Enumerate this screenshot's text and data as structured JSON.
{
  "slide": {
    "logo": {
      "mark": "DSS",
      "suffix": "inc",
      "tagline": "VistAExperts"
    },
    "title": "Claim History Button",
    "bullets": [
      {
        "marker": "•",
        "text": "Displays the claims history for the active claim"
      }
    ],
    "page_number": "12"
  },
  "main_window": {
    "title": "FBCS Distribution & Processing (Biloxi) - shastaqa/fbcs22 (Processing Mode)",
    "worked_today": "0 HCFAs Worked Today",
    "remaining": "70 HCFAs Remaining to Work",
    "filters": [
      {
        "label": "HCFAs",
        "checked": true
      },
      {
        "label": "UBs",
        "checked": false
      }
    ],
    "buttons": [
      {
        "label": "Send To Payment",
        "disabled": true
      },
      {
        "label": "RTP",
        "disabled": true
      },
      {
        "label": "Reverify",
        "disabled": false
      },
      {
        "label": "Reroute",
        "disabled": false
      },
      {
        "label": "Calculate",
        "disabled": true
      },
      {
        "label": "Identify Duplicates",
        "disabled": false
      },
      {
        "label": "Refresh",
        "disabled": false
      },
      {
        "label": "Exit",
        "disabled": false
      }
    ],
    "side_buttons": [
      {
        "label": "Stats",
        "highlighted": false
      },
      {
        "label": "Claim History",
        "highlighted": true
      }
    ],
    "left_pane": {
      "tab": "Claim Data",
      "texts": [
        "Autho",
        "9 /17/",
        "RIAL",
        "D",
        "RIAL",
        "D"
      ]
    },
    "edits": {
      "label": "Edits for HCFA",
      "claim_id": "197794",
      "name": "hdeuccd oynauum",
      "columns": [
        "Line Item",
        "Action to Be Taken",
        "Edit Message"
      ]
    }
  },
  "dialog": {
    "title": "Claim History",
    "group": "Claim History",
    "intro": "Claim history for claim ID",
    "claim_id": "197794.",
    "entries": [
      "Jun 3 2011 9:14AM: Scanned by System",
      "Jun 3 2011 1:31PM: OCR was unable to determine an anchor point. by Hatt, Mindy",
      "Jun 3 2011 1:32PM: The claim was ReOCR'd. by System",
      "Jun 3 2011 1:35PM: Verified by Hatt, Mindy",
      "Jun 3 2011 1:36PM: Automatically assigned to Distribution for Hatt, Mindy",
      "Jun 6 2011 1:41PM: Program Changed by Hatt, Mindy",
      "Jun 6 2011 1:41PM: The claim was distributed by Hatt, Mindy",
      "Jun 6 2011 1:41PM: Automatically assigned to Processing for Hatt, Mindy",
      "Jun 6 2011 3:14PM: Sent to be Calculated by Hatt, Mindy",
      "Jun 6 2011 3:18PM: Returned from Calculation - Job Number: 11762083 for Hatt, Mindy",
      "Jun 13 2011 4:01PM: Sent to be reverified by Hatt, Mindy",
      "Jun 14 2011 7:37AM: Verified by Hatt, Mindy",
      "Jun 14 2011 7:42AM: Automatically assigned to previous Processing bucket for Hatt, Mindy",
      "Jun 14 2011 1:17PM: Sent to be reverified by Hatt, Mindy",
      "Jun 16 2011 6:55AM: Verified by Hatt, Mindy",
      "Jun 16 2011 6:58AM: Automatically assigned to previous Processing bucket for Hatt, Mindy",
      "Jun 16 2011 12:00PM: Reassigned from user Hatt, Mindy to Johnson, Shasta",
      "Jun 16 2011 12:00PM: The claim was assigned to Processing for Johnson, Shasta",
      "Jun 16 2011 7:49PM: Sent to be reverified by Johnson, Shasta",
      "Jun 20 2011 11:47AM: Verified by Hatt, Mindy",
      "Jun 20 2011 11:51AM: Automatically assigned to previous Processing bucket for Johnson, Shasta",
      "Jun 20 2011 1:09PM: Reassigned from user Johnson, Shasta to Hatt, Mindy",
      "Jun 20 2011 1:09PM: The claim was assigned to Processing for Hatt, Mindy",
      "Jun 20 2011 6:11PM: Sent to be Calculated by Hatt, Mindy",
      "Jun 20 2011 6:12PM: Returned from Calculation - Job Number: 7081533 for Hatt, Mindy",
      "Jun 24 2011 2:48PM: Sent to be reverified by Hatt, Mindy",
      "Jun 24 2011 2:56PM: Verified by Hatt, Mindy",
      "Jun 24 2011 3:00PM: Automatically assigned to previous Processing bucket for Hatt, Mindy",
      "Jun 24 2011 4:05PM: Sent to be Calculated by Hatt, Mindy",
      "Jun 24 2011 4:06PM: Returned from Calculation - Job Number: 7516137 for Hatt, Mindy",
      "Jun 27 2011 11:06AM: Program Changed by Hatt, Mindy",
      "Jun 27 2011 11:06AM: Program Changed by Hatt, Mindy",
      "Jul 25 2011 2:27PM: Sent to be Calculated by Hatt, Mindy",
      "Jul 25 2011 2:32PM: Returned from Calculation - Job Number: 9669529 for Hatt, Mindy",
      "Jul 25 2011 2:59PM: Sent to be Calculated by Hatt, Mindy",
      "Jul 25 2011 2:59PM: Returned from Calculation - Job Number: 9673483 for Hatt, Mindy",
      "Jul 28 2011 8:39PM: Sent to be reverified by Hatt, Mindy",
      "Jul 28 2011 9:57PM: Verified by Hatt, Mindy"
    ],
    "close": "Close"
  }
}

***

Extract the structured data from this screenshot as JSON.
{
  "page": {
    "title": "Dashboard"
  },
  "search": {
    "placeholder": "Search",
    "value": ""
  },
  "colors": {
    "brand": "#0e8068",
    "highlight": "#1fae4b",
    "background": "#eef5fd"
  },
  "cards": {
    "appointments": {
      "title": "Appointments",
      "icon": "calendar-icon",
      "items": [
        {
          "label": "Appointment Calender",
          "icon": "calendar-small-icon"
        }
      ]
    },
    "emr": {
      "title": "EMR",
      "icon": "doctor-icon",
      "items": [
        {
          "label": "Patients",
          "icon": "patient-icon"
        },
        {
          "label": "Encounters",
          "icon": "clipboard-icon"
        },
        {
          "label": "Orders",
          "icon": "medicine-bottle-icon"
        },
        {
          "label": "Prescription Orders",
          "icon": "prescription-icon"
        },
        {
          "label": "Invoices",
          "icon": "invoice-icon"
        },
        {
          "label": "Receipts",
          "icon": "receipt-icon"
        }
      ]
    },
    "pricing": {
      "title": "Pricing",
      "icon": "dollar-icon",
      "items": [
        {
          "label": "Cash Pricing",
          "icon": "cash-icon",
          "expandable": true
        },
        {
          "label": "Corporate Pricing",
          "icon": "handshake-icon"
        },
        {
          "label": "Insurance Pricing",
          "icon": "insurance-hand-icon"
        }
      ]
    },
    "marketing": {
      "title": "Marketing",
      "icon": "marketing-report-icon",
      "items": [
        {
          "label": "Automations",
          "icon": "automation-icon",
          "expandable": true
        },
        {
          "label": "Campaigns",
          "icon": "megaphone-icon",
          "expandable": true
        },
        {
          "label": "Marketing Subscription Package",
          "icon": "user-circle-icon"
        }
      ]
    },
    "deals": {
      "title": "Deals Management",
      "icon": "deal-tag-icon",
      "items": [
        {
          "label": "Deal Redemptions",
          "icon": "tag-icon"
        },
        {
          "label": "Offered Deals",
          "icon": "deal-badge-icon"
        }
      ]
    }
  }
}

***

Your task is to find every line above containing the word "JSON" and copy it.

Enumerate this screenshot's text and data as structured JSON.
Extract the structured data from this screenshot as JSON.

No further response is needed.